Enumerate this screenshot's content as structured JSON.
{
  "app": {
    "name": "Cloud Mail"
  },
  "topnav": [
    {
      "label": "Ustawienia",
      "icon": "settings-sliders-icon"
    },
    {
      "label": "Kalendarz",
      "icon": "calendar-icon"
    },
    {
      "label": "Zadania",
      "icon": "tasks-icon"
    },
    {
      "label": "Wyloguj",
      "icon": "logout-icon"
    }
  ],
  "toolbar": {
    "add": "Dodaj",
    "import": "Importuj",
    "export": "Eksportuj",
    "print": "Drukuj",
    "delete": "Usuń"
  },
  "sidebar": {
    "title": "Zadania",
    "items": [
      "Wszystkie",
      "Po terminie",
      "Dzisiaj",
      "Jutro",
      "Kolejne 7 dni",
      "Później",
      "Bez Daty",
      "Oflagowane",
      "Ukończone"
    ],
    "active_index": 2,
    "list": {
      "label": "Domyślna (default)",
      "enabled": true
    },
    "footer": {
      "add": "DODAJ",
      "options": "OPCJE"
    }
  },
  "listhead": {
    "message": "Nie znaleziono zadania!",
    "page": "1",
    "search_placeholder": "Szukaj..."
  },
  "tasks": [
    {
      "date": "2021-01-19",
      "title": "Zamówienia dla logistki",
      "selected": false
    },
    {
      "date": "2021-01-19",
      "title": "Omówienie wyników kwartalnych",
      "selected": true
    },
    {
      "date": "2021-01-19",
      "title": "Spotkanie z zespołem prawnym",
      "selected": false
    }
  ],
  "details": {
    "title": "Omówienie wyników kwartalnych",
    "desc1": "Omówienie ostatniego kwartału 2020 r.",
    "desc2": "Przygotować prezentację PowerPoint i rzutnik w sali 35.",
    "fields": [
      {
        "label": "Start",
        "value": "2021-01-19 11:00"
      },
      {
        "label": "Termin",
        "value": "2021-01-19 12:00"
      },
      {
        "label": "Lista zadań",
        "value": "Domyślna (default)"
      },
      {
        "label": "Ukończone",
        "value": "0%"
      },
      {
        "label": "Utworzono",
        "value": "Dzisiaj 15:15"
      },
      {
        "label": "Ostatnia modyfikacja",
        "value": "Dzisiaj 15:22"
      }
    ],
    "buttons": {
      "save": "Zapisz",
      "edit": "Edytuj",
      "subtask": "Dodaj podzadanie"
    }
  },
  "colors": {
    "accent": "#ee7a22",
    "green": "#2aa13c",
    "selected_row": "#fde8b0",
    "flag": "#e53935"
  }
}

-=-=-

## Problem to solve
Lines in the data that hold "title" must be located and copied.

## Exercise output
    "title": "Zadania",
      "title": "Zamówienia dla logistki",
      "title": "Omówienie wyników kwartalnych",
      "title": "Spotkanie z zespołem prawnym",
    "title": "Omówienie wyników kwartalnych",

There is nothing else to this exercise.